Cyber attacks are increasingly sophisticated and more frequent. With the average cost of a data breach now exceeding $4.4 million, businesses must prioritize cybersecurity. You need to be proactive about security practices and make strategic investments to protect critical assets.
In the new year, here are some of the key areas where businesses need to reimagine their cybersecurity.
Deploying a Zero Trust Framework
A zero-trust cybersecurity framework requires all users to be authenticated and authorized continuously — whether they come from within or outside your network. This goes beyond traditional security at the perimeter which allows users access once they pass initial authentication measures.
According to the National Institute of Standards and Technology (NIST), zero trust architecture requires employing key principles such as:
- Dynamic access controls: Access parameters adapt to the context of requests through policy engines rather than being static. Multi-factor authentication and least privilege mechanisms help tighten access.

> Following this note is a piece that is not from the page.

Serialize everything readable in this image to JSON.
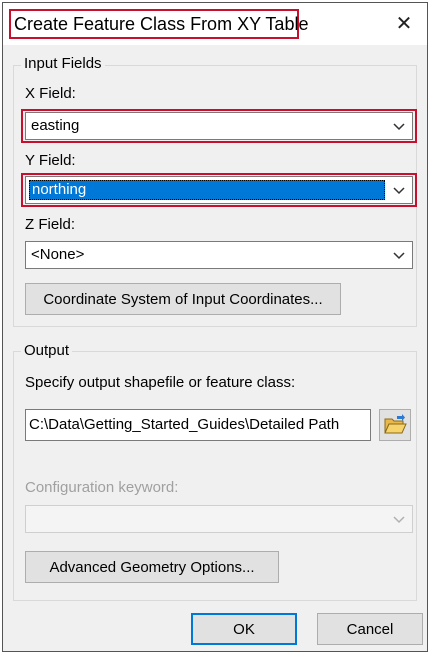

- Isolation and microsegmentation: Networks segregate into smaller segments with strictly defined communication channels between them. This limits lateral movement in the event of a breach.
- Inspection and threat intelligence: All user sessions and network traffic undergo scrutiny for anomalies that could indicate malicious activity. Logs feed into analytics and AI for identifying known and emerging threat patterns.
Deployment requires integration of identity and access management, network security, endpoint security, and application security tools.
Improving Endpoint Visibility
An increase in cloud resources, remote connectivity, and IoT devices has caused the number of endpoints in use today to increase exponentially. A study by the Ponemon Institute notes that the average enterprise now has some 135,000 endpoints. Yet, there is limited visibility.
The study uncovered that nearly half of these devices are not actively monitored or detected. That means that for the average enterprise, as many as 65,000 threat vectors are unmanaged and unmonitored. However, every endpoint and IoT device is a potential attack point. This creates significant exposure. In fact, 63% of IT security leaders said this lack of visibility is their biggest barrier to achieving a mature security posture.
Increasing Monitoring and Testing
Visibility is only part of the equation. You need a way to continuously monitor endpoints, software, hardware, and networks. This should include comprehensive monitoring and alerting to detect, isolate, and mitigate threats. Today’s AI-enhanced monitoring solutions are more robust than previous iterations.
The right remote monitoring and management software solution provides real-time monitoring and alert management, IT automation and scripting, patch management, and reporting and analytics. In 2024, such solutions are no longer optional.
New endpoints and network resources are constantly being added. Amid evolving assets and infrastructure, continuous testing for security gaps is imperative.
Training, Upskilling, and Retention
The demand for qualified cybersecurity professionals continues to grow and so does the labor shortage. It’s estimated there are more than 3 million unfilled cybersecurity jobs globally. In 2024, CISOs need to focus on training and upskilling security teams. You may not be able to find the talent you need or find candidates with the broad range of skills you want. So, you’re going to need to grow your team and expand their skill set.
You also need to focus on retention. Losing a highly-trained and skilled cybersecurity employee can be devastating. So, putting together a retention plan should be front and center. Documenting processes is another way to help protect your organization. By capturing knowledge, you are more likely to weather turnover.
Shared Threat Intelligence
Every industry is facing cybersecurity challenges. Sharing threat intelligence anonymously can help provide broader protection for partner agencies. The Executive Order on Improving the Nation’s Cybersecurity recommends reviewing and revising contractual terms or restrictions that limit the sharing of threat intelligence, especially as it applies to government agencies and contractors.
There’s safety in numbers. When one company sees emerging threats, sharing this information helps keep others secure.
A Strategic Approach to Cybersecurity
Cybersecurity may never become a zero-risk game, but approaching it strategically based on leading practices can help you mitigate and manage risk. Keeping pace with the latest threats, security tools, and skills development is essential in building resilience.